NASCAR has finally gotten its wish. After the inaugural Chase season of 2004 produced one of the most memorable championship battles in history, one that literally went down to the last lap of the last race, the final event at Homestead on Sunday is going to be just that — a race. With just 15 points separating leader Denny Hamlin and defending four-time Sprint Cup champ Jimmie Johnson, it’s going to come down to who finishes in front of whom and who can lead the most laps. No use in either of these two being conservative. If they want to win the title, it is going to require racing for 400 miles, not riding, because waiting in the wings is the third driver in the equation, Kevin Harvick. Read More »

Back to the Future: Pit Crew Swap For No. 48 Team Foreshadows A Monumental Meltdown

In 2005, Jimmie Johnson left Texas Motor Speedway 38 points behind eventual champion Tony Stewart with only two races remaining. 14 days later, that Chase culminated in Johnson driving around on a flat tire for two laps before backing it into the wall. The friction between driver and crew chief nearly tore them apart, and led to the now infamous “milk and cookies” meeting with team owner Rick Hendrick. Five years later, Johnson and Knaus find themselves behind current leader Denny Hamlin and crew chief Mike Ford’s No. 11 Toyota team. The Lowe’s Hendrick Motorsports team could never seem to consistently beat the Joe Gibbs Racing team during that 2005 campaign, and in 2010 history appears to be repeating itself, albeit with a different opposing driver and crew chief from the JGR stables – and now, apparently, a new pit crew for the No. 48. Read More »

Decision 2010: Is a 3-Way Championship Fight Enough to Save NASCAR’s Chase?

There has been a lot of talk about “change” the last two years — and 12 months — but the anti-incumbent mood is not stronger anywhere in 2010 than Daytona Beach, Florida. That's right; even with the political landscape having shifted dramatically last night, the ballot issue I’m talking about is not tax cuts nor health insurance, but rather the much-maligned Chase for the NASCAR Sprint Cup Championship. The $4.8 billion dollar boondoggle that was supposed to have propelled stock car racing to NFL stature has instead slowly backslid into a double-dip depression, with ratings and attendance down more so than other sports have experienced. Read More »

How Quickly We Forget: Martinsville Manages to Fog and Jog Some Memories

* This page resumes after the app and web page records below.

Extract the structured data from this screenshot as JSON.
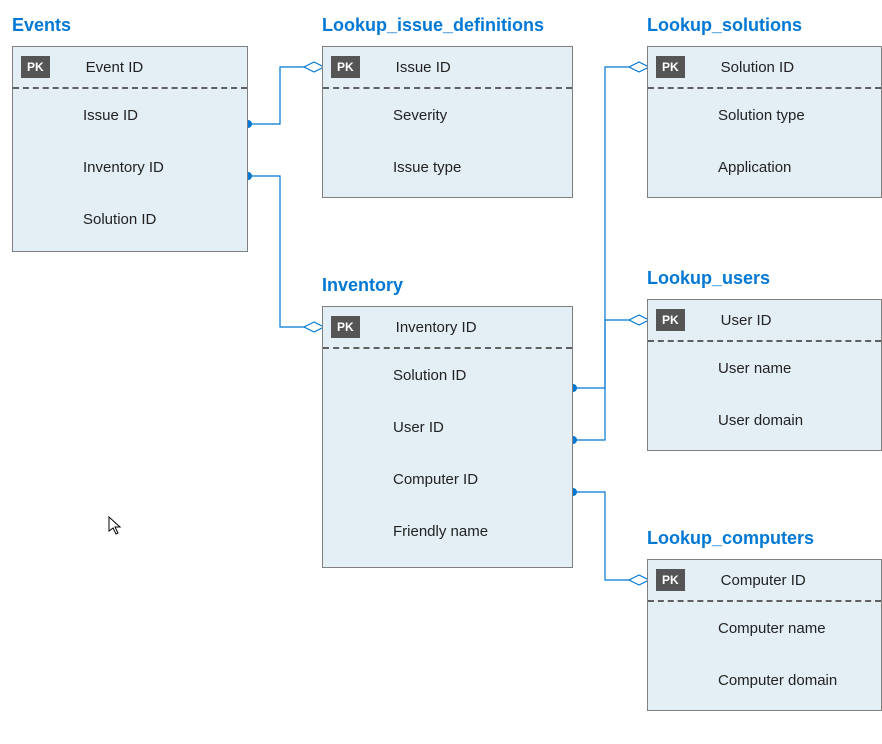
{
  "entities": {
    "events": {
      "title": "Events",
      "pk_label": "PK",
      "pk_field": "Event ID",
      "fields": [
        "Issue ID",
        "Inventory ID",
        "Solution ID"
      ]
    },
    "lookup_issue_definitions": {
      "title": "Lookup_issue_definitions",
      "pk_label": "PK",
      "pk_field": "Issue ID",
      "fields": [
        "Severity",
        "Issue type"
      ]
    },
    "lookup_solutions": {
      "title": "Lookup_solutions",
      "pk_label": "PK",
      "pk_field": "Solution ID",
      "fields": [
        "Solution type",
        "Application"
      ]
    },
    "inventory": {
      "title": "Inventory",
      "pk_label": "PK",
      "pk_field": "Inventory ID",
      "fields": [
        "Solution ID",
        "User ID",
        "Computer ID",
        "Friendly name"
      ]
    },
    "lookup_users": {
      "title": "Lookup_users",
      "pk_label": "PK",
      "pk_field": "User ID",
      "fields": [
        "User name",
        "User domain"
      ]
    },
    "lookup_computers": {
      "title": "Lookup_computers",
      "pk_label": "PK",
      "pk_field": "Computer ID",
      "fields": [
        "Computer name",
        "Computer domain"
      ]
    }
  },
  "colors": {
    "entity_bg": "#e4eef5",
    "title": "#0078d4",
    "connector": "#0078d4"
  }
}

There were a number of indelible images from this past weekend at Martinsville, as there often are following a race within the close confines of everyone’s favorite paperclip. Over the course of 62 years of history at the hot dog haven next to the railroad tracks, there have been a number of memorable incidents that wind up getting talked about for years after the checkered flag falls on every 500-lapper. This latest battle was no exception, as for me there were a trio of moments that stood out over a race that served as one of the best in NASCAR's season to date. Jeff Gordon and Kurt Busch would become part of short track lore once more this past Sunday. From the outset, it seemed pretty clear what happened on lap 386. Gordon attempted to pull alongside Busch at the end of the backstretch but never really had position entering Turn 3. Busch held his line, arcing into the corner and received contact from Gordon, sending the No. 2 Miller Lite Dodge sliding up the track. Read More »